** Opening INFORMATION PROVIDED block **
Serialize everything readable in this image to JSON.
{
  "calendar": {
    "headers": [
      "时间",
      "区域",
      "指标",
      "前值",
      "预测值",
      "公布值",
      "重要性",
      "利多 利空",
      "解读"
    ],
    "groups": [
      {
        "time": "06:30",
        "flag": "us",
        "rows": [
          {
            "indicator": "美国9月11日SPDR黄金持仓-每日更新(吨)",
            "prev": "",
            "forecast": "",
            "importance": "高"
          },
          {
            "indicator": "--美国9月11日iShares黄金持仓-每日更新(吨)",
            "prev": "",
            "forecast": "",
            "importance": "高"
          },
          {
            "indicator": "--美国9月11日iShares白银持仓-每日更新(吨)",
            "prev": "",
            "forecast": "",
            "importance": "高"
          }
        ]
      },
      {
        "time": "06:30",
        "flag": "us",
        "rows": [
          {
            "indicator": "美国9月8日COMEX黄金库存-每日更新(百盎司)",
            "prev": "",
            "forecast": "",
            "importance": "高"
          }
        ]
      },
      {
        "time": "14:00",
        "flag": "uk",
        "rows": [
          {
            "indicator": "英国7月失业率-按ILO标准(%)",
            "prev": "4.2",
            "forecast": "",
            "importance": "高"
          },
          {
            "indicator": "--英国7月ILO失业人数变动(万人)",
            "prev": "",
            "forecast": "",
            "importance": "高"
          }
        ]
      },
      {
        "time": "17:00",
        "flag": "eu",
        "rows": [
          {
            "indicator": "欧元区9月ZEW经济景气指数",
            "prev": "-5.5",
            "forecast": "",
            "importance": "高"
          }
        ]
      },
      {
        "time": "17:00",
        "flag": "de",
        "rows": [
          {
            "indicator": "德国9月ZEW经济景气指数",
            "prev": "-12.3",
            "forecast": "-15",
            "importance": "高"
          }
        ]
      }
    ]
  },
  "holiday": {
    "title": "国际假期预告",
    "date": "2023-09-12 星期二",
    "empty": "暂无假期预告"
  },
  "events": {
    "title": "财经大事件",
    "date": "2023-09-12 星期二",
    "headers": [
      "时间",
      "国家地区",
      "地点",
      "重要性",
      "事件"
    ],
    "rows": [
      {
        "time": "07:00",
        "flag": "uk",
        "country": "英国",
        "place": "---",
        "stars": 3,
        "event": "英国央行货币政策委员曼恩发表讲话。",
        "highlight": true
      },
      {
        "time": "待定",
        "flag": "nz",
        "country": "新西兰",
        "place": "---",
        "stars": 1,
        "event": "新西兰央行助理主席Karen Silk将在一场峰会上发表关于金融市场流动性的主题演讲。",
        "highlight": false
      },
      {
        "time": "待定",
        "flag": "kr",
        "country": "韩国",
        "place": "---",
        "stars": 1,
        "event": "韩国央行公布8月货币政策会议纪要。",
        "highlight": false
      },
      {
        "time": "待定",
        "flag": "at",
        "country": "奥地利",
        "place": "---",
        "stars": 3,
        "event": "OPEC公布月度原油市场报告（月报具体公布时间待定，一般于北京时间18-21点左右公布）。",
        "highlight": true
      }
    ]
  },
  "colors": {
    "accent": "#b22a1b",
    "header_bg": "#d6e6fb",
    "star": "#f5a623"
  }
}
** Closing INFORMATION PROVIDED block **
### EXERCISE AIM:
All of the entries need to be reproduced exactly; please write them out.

### ANSWER AREA:
Serialize everything readable in this image to JSON.
{
  "calendar": {
    "headers": [
      "时间",
      "区域",
      "指标",
      "前值",
      "预测值",
      "公布值",
      "重要性",
      "利多 利空",
      "解读"
    ],
    "groups": [
      {
        "time": "06:30",
        "flag": "us",
        "rows": [
          {
            "indicator": "美国9月11日SPDR黄金持仓-每日更新(吨)",
            "prev": "",
            "forecast": "",
            "importance": "高"
          },
          {
            "indicator": "--美国9月11日iShares黄金持仓-每日更新(吨)",
            "prev": "",
            "forecast": "",
            "importance": "高"
          },
          {
            "indicator": "--美国9月11日iShares白银持仓-每日更新(吨)",
            "prev": "",
            "forecast": "",
            "importance": "高"
          }
        ]
      },
      {
        "time": "06:30",
        "flag": "us",
        "rows": [
          {
            "indicator": "美国9月8日COMEX黄金库存-每日更新(百盎司)",
            "prev": "",
            "forecast": "",
            "importance": "高"
          }
        ]
      },
      {
        "time": "14:00",
        "flag": "uk",
        "rows": [
          {
            "indicator": "英国7月失业率-按ILO标准(%)",
            "prev": "4.2",
            "forecast": "",
            "importance": "高"
          },
          {
            "indicator": "--英国7月ILO失业人数变动(万人)",
            "prev": "",
            "forecast": "",
            "importance": "高"
          }
        ]
      },
      {
        "time": "17:00",
        "flag": "eu",
        "rows": [
          {
            "indicator": "欧元区9月ZEW经济景气指数",
            "prev": "-5.5",
            "forecast": "",
            "importance": "高"
          }
        ]
      },
      {
        "time": "17:00",
        "flag": "de",
        "rows": [
          {
            "indicator": "德国9月ZEW经济景气指数",
            "prev": "-12.3",
            "forecast": "-15",
            "importance": "高"
          }
        ]
      }
    ]
  },
  "holiday": {
    "title": "国际假期预告",
    "date": "2023-09-12 星期二",
    "empty": "暂无假期预告"
  },
  "events": {
    "title": "财经大事件",
    "date": "2023-09-12 星期二",
    "headers": [
      "时间",
      "国家地区",
      "地点",
      "重要性",
      "事件"
    ],
    "rows": [
      {
        "time": "07:00",
        "flag": "uk",
        "country": "英国",
        "place": "---",
        "stars": 3,
        "event": "英国央行货币政策委员曼恩发表讲话。",
        "highlight": true
      },
      {
        "time": "待定",
        "flag": "nz",
        "country": "新西兰",
        "place": "---",
        "stars": 1,
        "event": "新西兰央行助理主席Karen Silk将在一场峰会上发表关于金融市场流动性的主题演讲。",
        "highlight": false
      },
      {
        "time": "待定",
        "flag": "kr",
        "country": "韩国",
        "place": "---",
        "stars": 1,
        "event": "韩国央行公布8月货币政策会议纪要。",
        "highlight": false
      },
      {
        "time": "待定",
        "flag": "at",
        "country": "奥地利",
        "place": "---",
        "stars": 3,
        "event": "OPEC公布月度原油市场报告（月报具体公布时间待定，一般于北京时间18-21点左右公布）。",
        "highlight": true
      }
    ]
  },
  "colors": {
    "accent": "#b22a1b",
    "header_bg": "#d6e6fb",
    "star": "#f5a623"
  }
}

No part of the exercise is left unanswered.